Tickets: Available online

Presented by:

panel discussion

26 | Oct
06:30PM
26 | Oct
06:30PM

the arch of titus and the rome lab

The Temple in Renaissance Imagination

Giuseppe Veltri, University of Hamburg. Which Temple did they long for and why?

Together with Yeshiva University Museum’s exhibition The Arch of Titus – from Jerusalem to Rome, and Back, Centro Primo Levi and the Jewish Museum of Rome present the Rome Lab, a learning space dedicated to Roman Jews, to the formative centuries of Western Judaism and the 22-centuries-long relationship between Rome and Jerusalem.

Through January 2018, the general public, students, and scholars are welcome to join and participate in the conversation. Additional info at www.primolevicenter.org.

Ticket Info: Free; reserve at romelab@primolevicenter.org

Presented by:

the arch of titus and the rome lab

29 | Oct
06:30PM
29 | Oct
06:30PM

conference

The Arch of Titus – from Jerusalem to Rome, and Back

This international conference, featuring scholars from Israel, Italy, Sweden and the United States, explores the historical context and cultural significance of the Arch of Titus from Imperial Rome to modern-day Israel. Complements YUM’s exhibition The Arch of Titus – from Jerusalem to Rome, and Back.

Ticket Info: $10 general; $5 seniors; free for YUM members; YU students, faculty or staff, or with ID from any New York academic institution; members of Centro Primo Levi and the Italian Cultural Institute

Tickets: Available online
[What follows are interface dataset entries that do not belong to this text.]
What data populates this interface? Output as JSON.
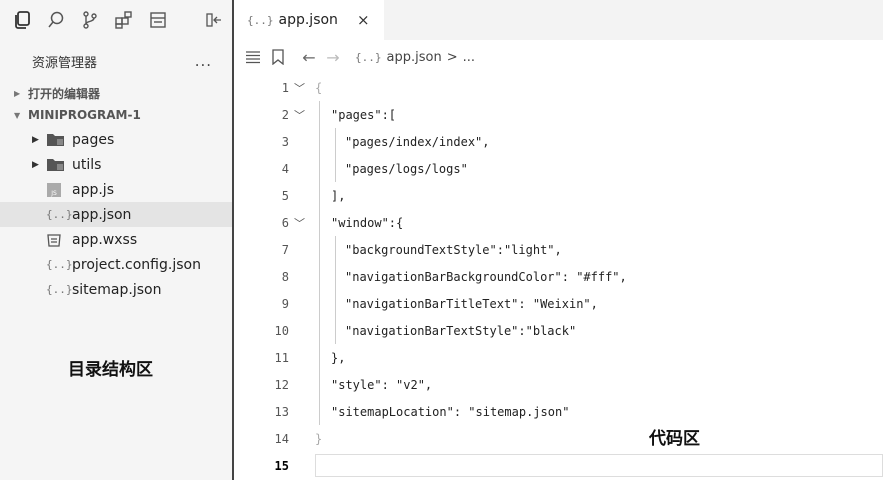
{
  "sidebar": {
    "toolbar_icons": [
      "copy-files-icon",
      "search-icon",
      "source-control-icon",
      "extensions-icon",
      "layout-icon",
      "collapse-panel-icon"
    ],
    "title": "资源管理器",
    "more": "...",
    "sections": {
      "open_editors": "打开的编辑器",
      "project": "MINIPROGRAM-1"
    },
    "tree": [
      {
        "label": "pages",
        "icon": "folder-icon"
      },
      {
        "label": "utils",
        "icon": "folder-icon"
      },
      {
        "label": "app.js",
        "icon": "js-file-icon"
      },
      {
        "label": "app.json",
        "icon": "json-file-icon"
      },
      {
        "label": "app.wxss",
        "icon": "wxss-file-icon"
      },
      {
        "label": "project.config.json",
        "icon": "json-file-icon"
      },
      {
        "label": "sitemap.json",
        "icon": "json-file-icon"
      }
    ],
    "annotation": "目录结构区"
  },
  "editor": {
    "tab": {
      "label": "app.json",
      "close": "×"
    },
    "breadcrumb": {
      "file": "app.json",
      "trail": ">",
      "more": "..."
    },
    "json_glyph": "{..}",
    "lines": [
      {
        "n": "1",
        "text": "{"
      },
      {
        "n": "2",
        "text": "\"pages\":["
      },
      {
        "n": "3",
        "text": "\"pages/index/index\","
      },
      {
        "n": "4",
        "text": "\"pages/logs/logs\""
      },
      {
        "n": "5",
        "text": "],"
      },
      {
        "n": "6",
        "text": "\"window\":{"
      },
      {
        "n": "7",
        "text": "\"backgroundTextStyle\":\"light\","
      },
      {
        "n": "8",
        "text": "\"navigationBarBackgroundColor\": \"#fff\","
      },
      {
        "n": "9",
        "text": "\"navigationBarTitleText\": \"Weixin\","
      },
      {
        "n": "10",
        "text": "\"navigationBarTextStyle\":\"black\""
      },
      {
        "n": "11",
        "text": "},"
      },
      {
        "n": "12",
        "text": "\"style\": \"v2\","
      },
      {
        "n": "13",
        "text": "\"sitemapLocation\": \"sitemap.json\""
      },
      {
        "n": "14",
        "text": "}"
      },
      {
        "n": "15",
        "text": ""
      }
    ],
    "annotation": "代码区"
  },
  "colors": {
    "sidebar_bg": "#f5f5f5",
    "selected_row": "#e4e4e4",
    "tabbar_bg": "#f3f3f3"
  }
}
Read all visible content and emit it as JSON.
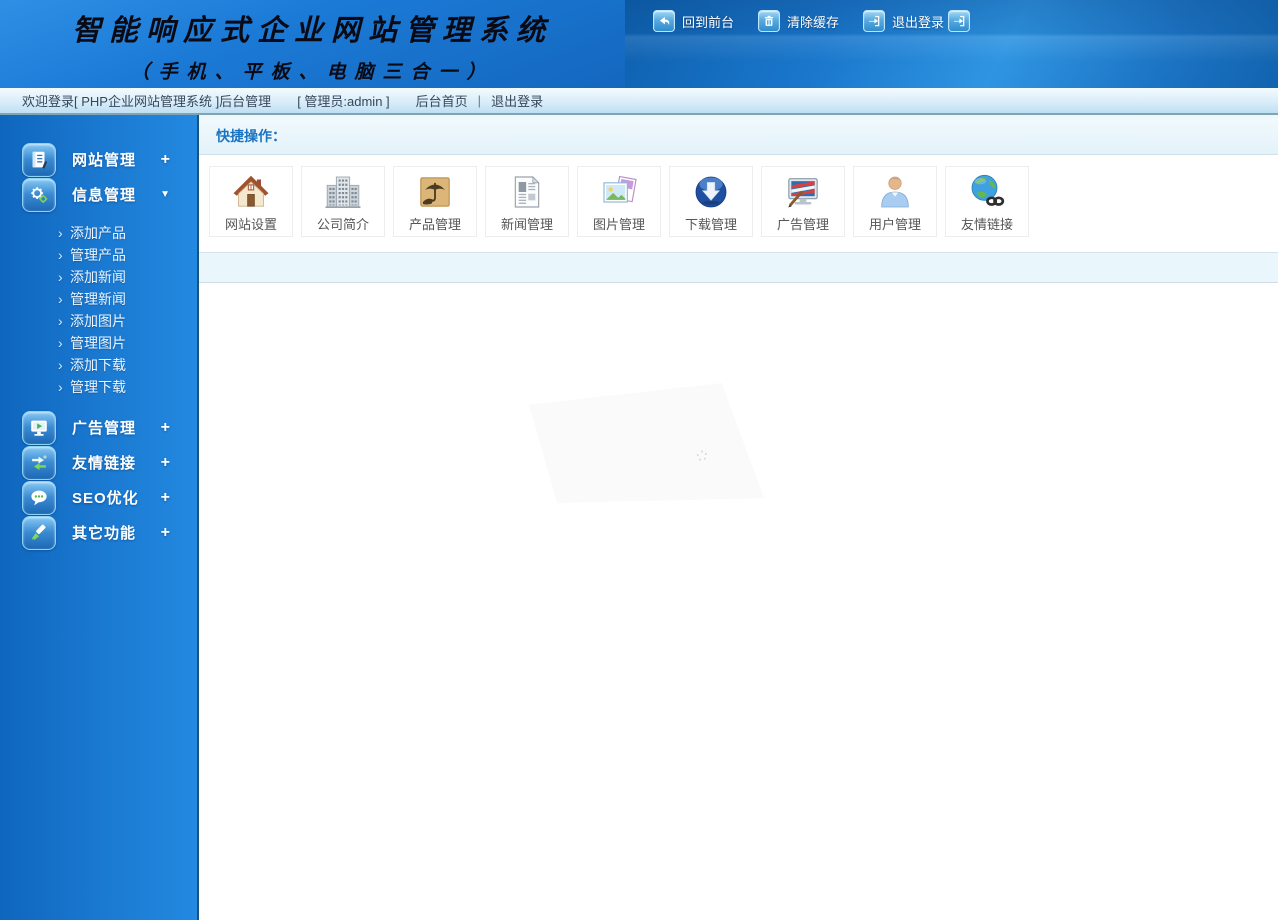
{
  "colors": {
    "header_blue": "#1a77cc",
    "header_left_blue": "#1b7ad6",
    "sidebar_blue_left": "#0f66bd",
    "sidebar_blue_right": "#2389e0",
    "sidebar_border": "#1b5280",
    "accent_text_blue": "#1b74c2",
    "quickbar_bg": "#e3f2fa",
    "welcome_bar_bg": "#d9edf9",
    "welcome_text": "#37475a",
    "shortcut_label": "#555555",
    "cell_border": "#ededed"
  },
  "header": {
    "title": "智能响应式企业网站管理系统",
    "subtitle": "（手机、平板、电脑三合一）",
    "actions": [
      {
        "label": "回到前台",
        "icon": "back-to-site-icon"
      },
      {
        "label": "清除缓存",
        "icon": "clear-cache-icon"
      },
      {
        "label": "退出登录",
        "icon": "logout-icon",
        "trailing_icon": "logout-icon"
      }
    ]
  },
  "welcome": {
    "text": "欢迎登录[ PHP企业网站管理系统 ]后台管理",
    "admin": "[ 管理员:admin ]",
    "home_link": "后台首页",
    "divider": "|",
    "logout_link": "退出登录"
  },
  "sidebar": {
    "submenu_bullet": "›",
    "items": [
      {
        "label": "网站管理",
        "icon": "website-manage-icon",
        "toggle": "+"
      },
      {
        "label": "信息管理",
        "icon": "info-manage-icon",
        "toggle": "▼",
        "expanded": true,
        "children": [
          "添加产品",
          "管理产品",
          "添加新闻",
          "管理新闻",
          "添加图片",
          "管理图片",
          "添加下载",
          "管理下载"
        ]
      },
      {
        "label": "广告管理",
        "icon": "ad-manage-icon",
        "toggle": "+"
      },
      {
        "label": "友情链接",
        "icon": "friend-links-icon",
        "toggle": "+"
      },
      {
        "label": "SEO优化",
        "icon": "seo-icon",
        "toggle": "+"
      },
      {
        "label": "其它功能",
        "icon": "other-tools-icon",
        "toggle": "+"
      }
    ]
  },
  "main": {
    "quick_title": "快捷操作：",
    "shortcuts": [
      {
        "label": "网站设置",
        "icon": "house-icon"
      },
      {
        "label": "公司简介",
        "icon": "building-icon"
      },
      {
        "label": "产品管理",
        "icon": "product-box-icon"
      },
      {
        "label": "新闻管理",
        "icon": "newspaper-icon"
      },
      {
        "label": "图片管理",
        "icon": "photos-icon"
      },
      {
        "label": "下载管理",
        "icon": "download-globe-icon"
      },
      {
        "label": "广告管理",
        "icon": "ad-screen-icon"
      },
      {
        "label": "用户管理",
        "icon": "user-icon"
      },
      {
        "label": "友情链接",
        "icon": "globe-link-icon"
      }
    ]
  }
}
Presented by:

conference

22 | Nov
22 | Nov

holidays and closures

The Center will close at 2pm on Wednesday, November 22. It will remain closed Thursday, November 23 and Friday, November 24 for Thanksgiving.

Presented by:

holidays and closures

23 | Nov
23 | Nov

holidays and closures

The Center is closed Thursday, November 23 and Friday, November 24 for Thanksgiving.

Presented by:

holidays and closures

24 | Nov
24 | Nov

holidays and closures

The Center is closed Friday, November 24 for Thanksgiving.

Presented by:

holidays and closures

25 | Dec
25 | Dec

holidays and closures

The Center is closed Monday, December 25 for Christmas.

Presented by:

holidays and closures